Originally built in 1915, the Parkway Theatre was intended for vaudeville entertainment before eventually being purchased in 1926 by Loew’s Theatres. After a succession of later owners, it was used briefly for live theatre until being renamed as Five West Art Theatre in 1956 for classic and foreign films. The doors closed in 1978 and the space was used in subsequent years for numerous other purposes until 1998, sitting vacant until its recent revitalization.
“As architects, we began speculating potential uses for this critical building more than a decade ago,” explained Steve Ziger of the architectural firm Ziger/Snead. “We believed strongly in the importance of this project’s role in the Station North Arts District, given [the theatre’s] prominent location. All projects are a ‘labor of love’ and this project’s challenges included adhering to historic requirements, building consensus amongst multiple project stakeholders and funding sources, and adapting the design to previously hidden conditions as they were uncovered in construction.”

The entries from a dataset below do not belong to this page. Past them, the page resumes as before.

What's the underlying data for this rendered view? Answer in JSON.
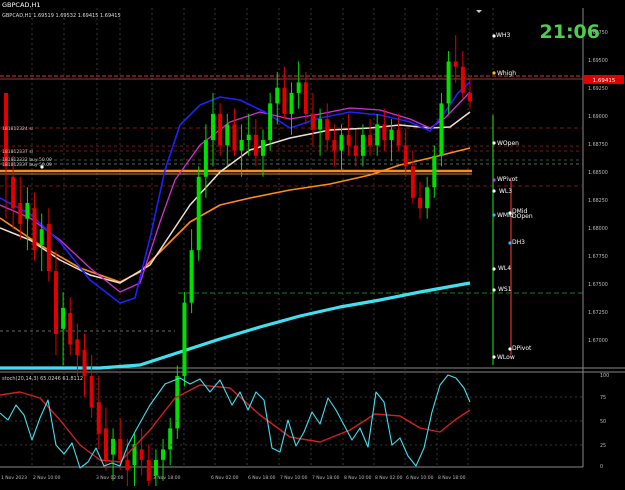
{
  "header": {
    "symbol_title": "GBPCAD,H1",
    "ohlc_text": "GBPCAD,H1  1.69519 1.69532 1.69415 1.69415"
  },
  "clock": {
    "time": "21:06"
  },
  "oscillator": {
    "label": "stoch(20,14,3) 65.0246 61.8112"
  },
  "trade_labels": [
    "181812324 sl",
    "181812337 sl",
    "181812322 buy 50.09",
    "181812337 buy 50.09"
  ],
  "level_labels": [
    "WH3",
    "Whigh",
    "WOpen",
    "WPivot",
    "WL3",
    "WMid",
    "DMid",
    "DOpen",
    "DH3",
    "WL4",
    "WS1",
    "DPivot",
    "WLow"
  ],
  "price_axis": [
    "1.69750",
    "1.69500",
    "1.69250",
    "1.69000",
    "1.68750",
    "1.68500",
    "1.68250",
    "1.68000",
    "1.67750",
    "1.67500",
    "1.67250",
    "1.67000"
  ],
  "current_price": "1.69415",
  "osc_axis": [
    "100",
    "75",
    "50",
    "25",
    "0"
  ],
  "time_axis": [
    "1 Nov 2023",
    "2 Nov 10:00",
    "3 Nov 02:00",
    "3 Nov 18:00",
    "6 Nov 02:00",
    "6 Nov 18:00",
    "7 Nov 10:00",
    "7 Nov 18:00",
    "8 Nov 10:00",
    "8 Nov 02:00",
    "6 Nov 10:00",
    "8 Nov 18:00"
  ],
  "colors": {
    "bull": "#00e000",
    "bear": "#e00000",
    "ma_blue": "#2020ff",
    "ma_magenta": "#d030d0",
    "ma_white": "#f0e0d0",
    "ma_orange": "#ff8c1a",
    "ma_cyan": "#40e0f0",
    "clock": "#4cd04c"
  },
  "chart_data": {
    "type": "candlestick",
    "candles": [
      [
        1.695,
        1.69,
        1.683,
        1.688
      ],
      [
        1.687,
        1.689,
        1.682,
        1.684
      ],
      [
        1.6845,
        1.687,
        1.681,
        1.6825
      ],
      [
        1.683,
        1.686,
        1.68,
        1.6845
      ],
      [
        1.684,
        1.6855,
        1.679,
        1.68
      ],
      [
        1.6805,
        1.6835,
        1.678,
        1.682
      ],
      [
        1.6825,
        1.684,
        1.677,
        1.678
      ],
      [
        1.678,
        1.68,
        1.67,
        1.672
      ],
      [
        1.6725,
        1.676,
        1.669,
        1.6745
      ],
      [
        1.674,
        1.6755,
        1.67,
        1.671
      ],
      [
        1.6715,
        1.673,
        1.668,
        1.67
      ],
      [
        1.6705,
        1.672,
        1.666,
        1.668
      ],
      [
        1.668,
        1.67,
        1.664,
        1.665
      ],
      [
        1.6655,
        1.668,
        1.661,
        1.6625
      ],
      [
        1.663,
        1.665,
        1.659,
        1.66
      ],
      [
        1.6605,
        1.663,
        1.658,
        1.662
      ],
      [
        1.662,
        1.664,
        1.659,
        1.66
      ],
      [
        1.66,
        1.662,
        1.657,
        1.659
      ],
      [
        1.6595,
        1.6625,
        1.6575,
        1.6615
      ],
      [
        1.661,
        1.663,
        1.6585,
        1.66
      ],
      [
        1.66,
        1.6615,
        1.657,
        1.658
      ],
      [
        1.6585,
        1.661,
        1.6565,
        1.66
      ],
      [
        1.66,
        1.662,
        1.658,
        1.661
      ],
      [
        1.661,
        1.664,
        1.6595,
        1.663
      ],
      [
        1.663,
        1.669,
        1.662,
        1.668
      ],
      [
        1.668,
        1.676,
        1.667,
        1.675
      ],
      [
        1.675,
        1.682,
        1.674,
        1.68
      ],
      [
        1.68,
        1.688,
        1.679,
        1.687
      ],
      [
        1.687,
        1.692,
        1.685,
        1.6905
      ],
      [
        1.6905,
        1.695,
        1.688,
        1.693
      ],
      [
        1.693,
        1.694,
        1.689,
        1.69
      ],
      [
        1.69,
        1.693,
        1.688,
        1.692
      ],
      [
        1.692,
        1.6935,
        1.689,
        1.6895
      ],
      [
        1.6895,
        1.692,
        1.687,
        1.6905
      ],
      [
        1.6905,
        1.693,
        1.689,
        1.691
      ],
      [
        1.691,
        1.6925,
        1.688,
        1.689
      ],
      [
        1.689,
        1.6915,
        1.687,
        1.6905
      ],
      [
        1.6905,
        1.695,
        1.6895,
        1.694
      ],
      [
        1.694,
        1.697,
        1.692,
        1.6955
      ],
      [
        1.6955,
        1.6975,
        1.6925,
        1.693
      ],
      [
        1.693,
        1.696,
        1.691,
        1.695
      ],
      [
        1.695,
        1.698,
        1.6935,
        1.696
      ],
      [
        1.696,
        1.697,
        1.692,
        1.693
      ],
      [
        1.693,
        1.695,
        1.69,
        1.6915
      ],
      [
        1.6915,
        1.6935,
        1.689,
        1.6925
      ],
      [
        1.6925,
        1.694,
        1.6895,
        1.6905
      ],
      [
        1.6905,
        1.692,
        1.688,
        1.6895
      ],
      [
        1.6895,
        1.692,
        1.6875,
        1.691
      ],
      [
        1.691,
        1.693,
        1.689,
        1.69
      ],
      [
        1.69,
        1.6915,
        1.688,
        1.689
      ],
      [
        1.689,
        1.692,
        1.688,
        1.691
      ],
      [
        1.691,
        1.6925,
        1.689,
        1.69
      ],
      [
        1.69,
        1.693,
        1.689,
        1.692
      ],
      [
        1.692,
        1.6935,
        1.6895,
        1.6905
      ],
      [
        1.6905,
        1.6925,
        1.6885,
        1.6915
      ],
      [
        1.6915,
        1.693,
        1.6895,
        1.69
      ],
      [
        1.69,
        1.6915,
        1.687,
        1.688
      ],
      [
        1.688,
        1.6895,
        1.6845,
        1.685
      ],
      [
        1.685,
        1.6865,
        1.683,
        1.684
      ],
      [
        1.684,
        1.687,
        1.683,
        1.686
      ],
      [
        1.686,
        1.69,
        1.685,
        1.689
      ],
      [
        1.689,
        1.695,
        1.688,
        1.694
      ],
      [
        1.694,
        1.699,
        1.693,
        1.698
      ],
      [
        1.698,
        1.7005,
        1.696,
        1.6975
      ],
      [
        1.6975,
        1.699,
        1.6945,
        1.695
      ],
      [
        1.695,
        1.6965,
        1.6935,
        1.6942
      ]
    ],
    "ylim": [
      1.67,
      1.701
    ]
  }
}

Jed Dietz, founding director of the Maryland Film Festival added, “Interestingly enough, for me, the love part starts with the 1915 movie theatre. That is a very rare thing to even exist, let alone to have a chance to bring back to life. It’s been so exciting to work with the architects and the contractors. Watching people who are not big movie buffs observe the theatre and see how this building has an impact on them has been incredible. I can imagine the thrill of the average viewer who’ll come to this space and find they get to be part of this movie history.”
Ziger continued, “This project anchors a prime corner of the Station North Arts District, at a critical juncture of North Charles Street and North Avenue. The design will both respect and enhance the rich heritage of the historic buildings while at the same time boldly communicate the transformation of the district into a vibrant, creative, and progressive arts center. The striking pure white cube on the corner hovers above a transparent base to declare a vibrant new energy and dynamic future for the ever-evolving Parkway Theatre.”

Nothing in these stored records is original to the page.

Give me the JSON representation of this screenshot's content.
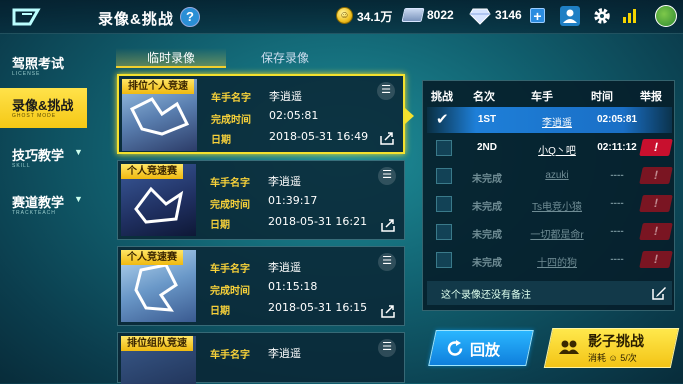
{
  "header": {
    "title": "录像&挑战",
    "help": "?",
    "coins": "34.1万",
    "tickets": "8022",
    "diamonds": "3146",
    "add": "+"
  },
  "sidebar": {
    "items": [
      {
        "label": "驾照考试",
        "sub": "LICENSE",
        "active": false,
        "caret": ""
      },
      {
        "label": "录像&挑战",
        "sub": "GHOST MODE",
        "active": true,
        "caret": ""
      },
      {
        "label": "技巧教学",
        "sub": "SKILL",
        "active": false,
        "caret": "▼"
      },
      {
        "label": "赛道教学",
        "sub": "TRACKTEACH",
        "active": false,
        "caret": "▼"
      }
    ]
  },
  "tabs": {
    "temp": "临时录像",
    "saved": "保存录像"
  },
  "records": [
    {
      "badge": "排位个人竞速",
      "name_label": "车手名字",
      "name": "李逍遥",
      "time_label": "完成时间",
      "time": "02:05:81",
      "date_label": "日期",
      "date": "2018-05-31  16:49"
    },
    {
      "badge": "个人竞速赛",
      "name_label": "车手名字",
      "name": "李逍遥",
      "time_label": "完成时间",
      "time": "01:39:17",
      "date_label": "日期",
      "date": "2018-05-31  16:21"
    },
    {
      "badge": "个人竞速赛",
      "name_label": "车手名字",
      "name": "李逍遥",
      "time_label": "完成时间",
      "time": "01:15:18",
      "date_label": "日期",
      "date": "2018-05-31  16:15"
    },
    {
      "badge": "排位组队竞速",
      "name_label": "车手名字",
      "name": "李逍遥",
      "time_label": "",
      "time": "",
      "date_label": "",
      "date": ""
    }
  ],
  "ranking": {
    "headers": {
      "challenge": "挑战",
      "rank": "名次",
      "driver": "车手",
      "time": "时间",
      "report": "举报"
    },
    "rows": [
      {
        "rank": "1ST",
        "driver": "李逍遥",
        "time": "02:05:81",
        "checked": true,
        "highlight": true,
        "report": false
      },
      {
        "rank": "2ND",
        "driver": "小Q丶吧",
        "time": "02:11:12",
        "checked": false,
        "highlight": false,
        "report": true
      },
      {
        "rank": "未完成",
        "driver": "azuki",
        "time": "----",
        "checked": false,
        "highlight": false,
        "report": true
      },
      {
        "rank": "未完成",
        "driver": "Ts电竞小猿",
        "time": "----",
        "checked": false,
        "highlight": false,
        "report": true
      },
      {
        "rank": "未完成",
        "driver": "一切都是命r",
        "time": "----",
        "checked": false,
        "highlight": false,
        "report": true
      },
      {
        "rank": "未完成",
        "driver": "十四的狗",
        "time": "----",
        "checked": false,
        "highlight": false,
        "report": true
      }
    ],
    "report_glyph": "!",
    "note": "这个录像还没有备注"
  },
  "actions": {
    "replay": "回放",
    "ghost": "影子挑战",
    "ghost_cost_prefix": "消耗",
    "ghost_cost": "5",
    "ghost_cost_suffix": "/次"
  },
  "colors": {
    "accent_yellow": "#f2cf2e",
    "accent_blue": "#1e7fd8",
    "report_red": "#c8102e"
  }
}
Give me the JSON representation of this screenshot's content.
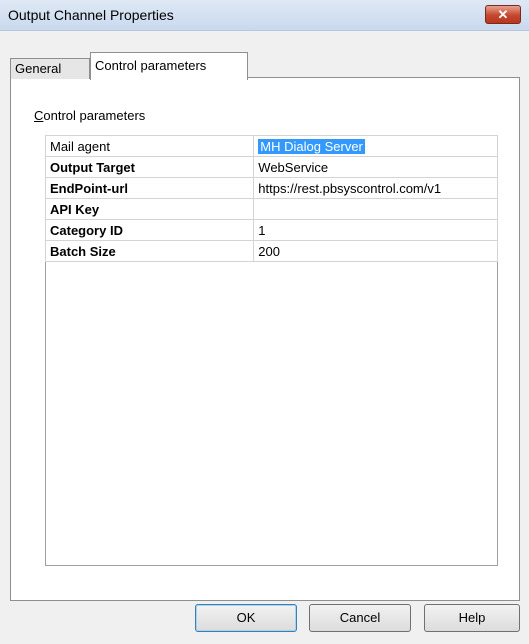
{
  "window": {
    "title": "Output Channel Properties",
    "close_glyph": "✕"
  },
  "tabs": [
    {
      "label": "General",
      "active": false
    },
    {
      "label": "Control parameters",
      "active": true
    }
  ],
  "group": {
    "label_first": "C",
    "label_rest": "ontrol parameters"
  },
  "properties": [
    {
      "name": "Mail agent",
      "value": "MH Dialog Server",
      "bold": false,
      "selected": true
    },
    {
      "name": "Output Target",
      "value": "WebService",
      "bold": true,
      "selected": false
    },
    {
      "name": "EndPoint-url",
      "value": "https://rest.pbsyscontrol.com/v1",
      "bold": true,
      "selected": false
    },
    {
      "name": "API Key",
      "value": "",
      "bold": true,
      "selected": false
    },
    {
      "name": "Category ID",
      "value": "1",
      "bold": true,
      "selected": false
    },
    {
      "name": "Batch Size",
      "value": "200",
      "bold": true,
      "selected": false
    }
  ],
  "buttons": {
    "ok": "OK",
    "cancel": "Cancel",
    "help": "Help"
  },
  "colors": {
    "selection": "#3399ff",
    "close_button": "#c4472e"
  }
}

“This is literally the geographic center of the city,” Dietz added. “Our job is to open the eyes of the moviegoing public to the whole array of what’s being done today in film. It will have a huge impact because of the energy already in the neighborhood, and I think [SNF Parkway] will boost the neighborhood even more. Now there will be a film energy here, as well.”

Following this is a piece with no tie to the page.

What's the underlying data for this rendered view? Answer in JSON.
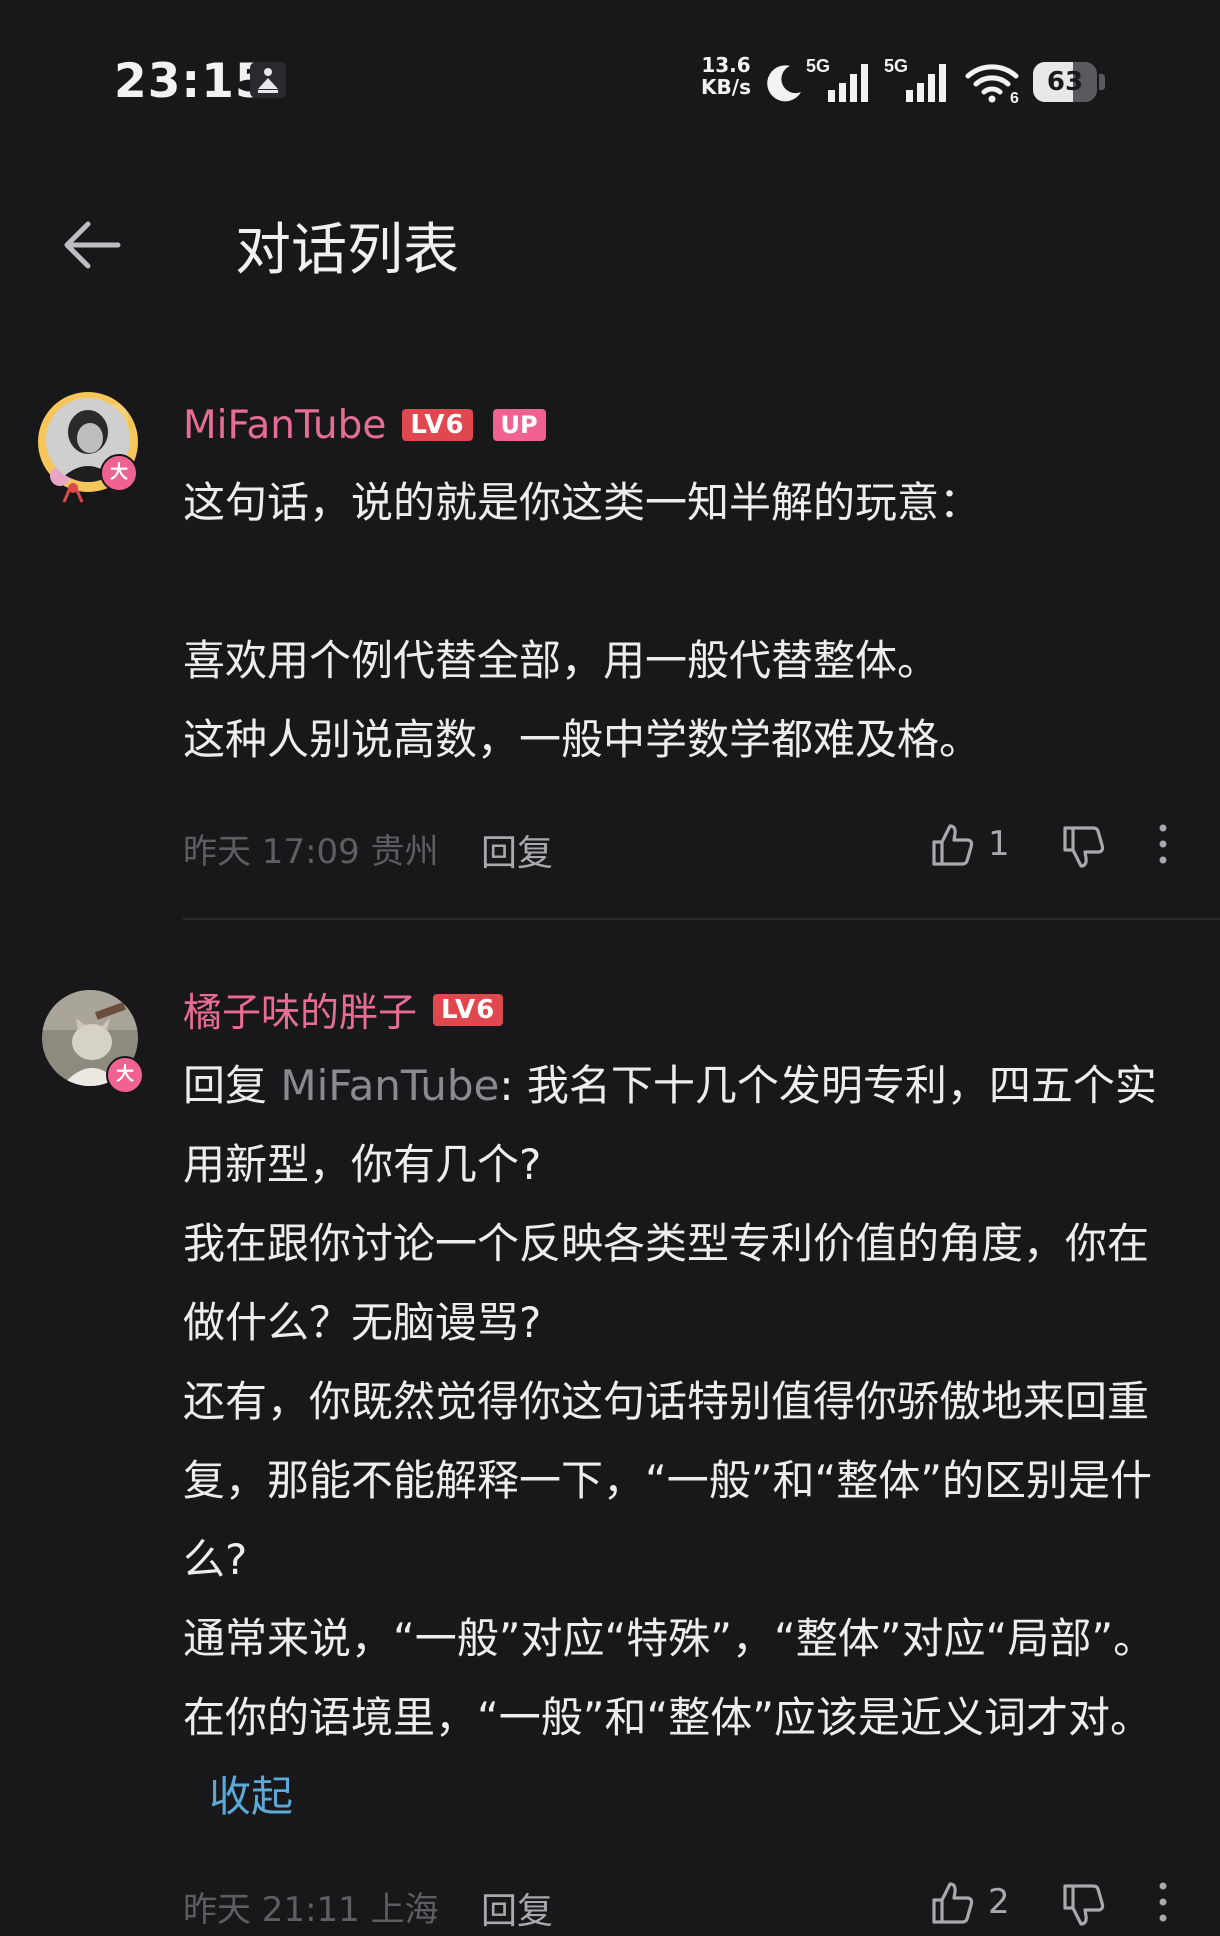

Just as filmmaking tells a story, the architecture and the revitalization of the SNF Parkway Theatre will do the same thing. “The new SNF Parkway stands as a physical record of the technical and cultural evolution of film from its earliest days to today,” said Ziger, noting the mix of architectural styles on display. “The design approach celebrates the accumulated layers of each movie era with intentional contrast to modern interventions. In some instances, layers were removed to reveal hidden layers of history, while other instances incorporated new elements that are unabashedly of their time. In many areas, several periods of the building’s history coexist side by side.”
With the 19th Annual Maryland Film Festival set to run from May 3rd to 7th, the SNF Parkway will soon be open to the public for enjoyment. “I think the movie art form is a part of American culture in a very unusual way because of its size and its growth,” Dietz says. “For a long time, movie art was the conduit for news before there was any radio or television. To see that history and be in a building which embraces and shows all that history. There will be no other moviegoing experience quite like this anywhere and now we’ll have it here in Baltimore.”
For more information on the SNF Parkway and the Maryland Film Festival, visit MDFilmFest.com.